It sounds like a stuck record. Under late Premier Li Keqiang, “opening up” China’s economy was peppered in his statements and became a recurring theme in a move to entice multinational companies and foreign investment.
His successor Li Qiang leafed through that well-worn playbook at the weekend during the opening ceremony of this week’s annual China International Import Expo in Shanghai. His address fell on deaf ears.
Twenty-four hours early, Carlo D’Andrea summed up the mood perfectly as the deputy president of the European Union Chamber of Commerce.
“It’s more a government affair, more a marketing event. You can say [it] has become a political showcase rather than a business event,” he said.
“European [companies] are becoming disillusioned as symbolic gestures take the place of tangible results needed to restore business confidence,” D’Andrea added.

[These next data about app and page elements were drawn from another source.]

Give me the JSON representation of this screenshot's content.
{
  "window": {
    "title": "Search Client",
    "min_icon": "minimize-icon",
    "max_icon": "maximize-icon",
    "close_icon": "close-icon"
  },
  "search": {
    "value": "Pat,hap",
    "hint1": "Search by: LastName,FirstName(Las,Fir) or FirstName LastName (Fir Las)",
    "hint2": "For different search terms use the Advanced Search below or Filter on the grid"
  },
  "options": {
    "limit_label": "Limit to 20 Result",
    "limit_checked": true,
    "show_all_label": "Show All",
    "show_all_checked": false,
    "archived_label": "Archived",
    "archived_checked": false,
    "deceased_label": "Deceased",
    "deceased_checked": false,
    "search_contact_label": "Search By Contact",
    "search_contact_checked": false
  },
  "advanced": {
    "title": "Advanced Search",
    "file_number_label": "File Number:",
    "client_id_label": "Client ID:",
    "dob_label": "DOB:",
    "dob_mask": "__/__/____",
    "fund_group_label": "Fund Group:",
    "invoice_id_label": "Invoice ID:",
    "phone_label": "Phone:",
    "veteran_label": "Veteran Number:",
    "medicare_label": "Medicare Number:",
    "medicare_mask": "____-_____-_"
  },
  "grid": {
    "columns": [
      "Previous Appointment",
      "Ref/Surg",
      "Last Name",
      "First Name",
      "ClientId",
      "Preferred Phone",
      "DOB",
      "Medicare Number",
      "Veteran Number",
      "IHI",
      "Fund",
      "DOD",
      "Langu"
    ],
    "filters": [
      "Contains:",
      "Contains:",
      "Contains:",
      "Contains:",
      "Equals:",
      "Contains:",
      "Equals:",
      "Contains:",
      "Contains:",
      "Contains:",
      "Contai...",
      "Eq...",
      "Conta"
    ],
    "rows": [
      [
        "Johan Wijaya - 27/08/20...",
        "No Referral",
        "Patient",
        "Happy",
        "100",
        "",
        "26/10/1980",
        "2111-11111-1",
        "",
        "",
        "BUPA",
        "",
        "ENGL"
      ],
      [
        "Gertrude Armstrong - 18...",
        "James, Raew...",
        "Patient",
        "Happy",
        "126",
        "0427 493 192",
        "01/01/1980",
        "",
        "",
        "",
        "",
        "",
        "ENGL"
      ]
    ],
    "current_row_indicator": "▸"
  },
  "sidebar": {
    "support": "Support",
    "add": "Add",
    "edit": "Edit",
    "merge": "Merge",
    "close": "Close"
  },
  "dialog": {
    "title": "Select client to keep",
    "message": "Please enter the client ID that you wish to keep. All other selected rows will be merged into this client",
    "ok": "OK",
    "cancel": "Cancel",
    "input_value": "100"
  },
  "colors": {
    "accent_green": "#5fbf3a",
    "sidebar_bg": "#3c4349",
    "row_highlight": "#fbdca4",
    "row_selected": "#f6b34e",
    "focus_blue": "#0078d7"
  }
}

Platitudes to fix problems:
- China’s economy is in a mess, buffeted by a real estate meltdown, massive local government debt, and sky-high unemployment among the young.
- On Monday, the country reported its first quarterly deficit in foreign direct investment since 1998.
- Geopolitical tension with the United States and its allies, “de-risking” and a catch-all National Security Law have scared off foreign investors.
Delve deeper: European Commission President Ursula von der Leyen has regularly touched on China’s “unfair trade practices” and called for a tougher approach in her September State of the Union speech.
Between the lines: Still, Premier Li Qiang’s “opening up” address in Shanghai was predictably praised in China’s state-controlled media, despite the lukewarm response from Beijing’s major trading partners.
What they said: “[During] China’s reform and opening-up, foreign companies that have remained optimistic and embraced the Chinese market have achieved tremendous success [and that] won’t change,” Global Times stated.
China Factor comment: But it has. Sick of being locked out of key Chinese sectors amid economic coercion, leading democracies are hitting back. Beijing’s obsession with national security has only made matters worse.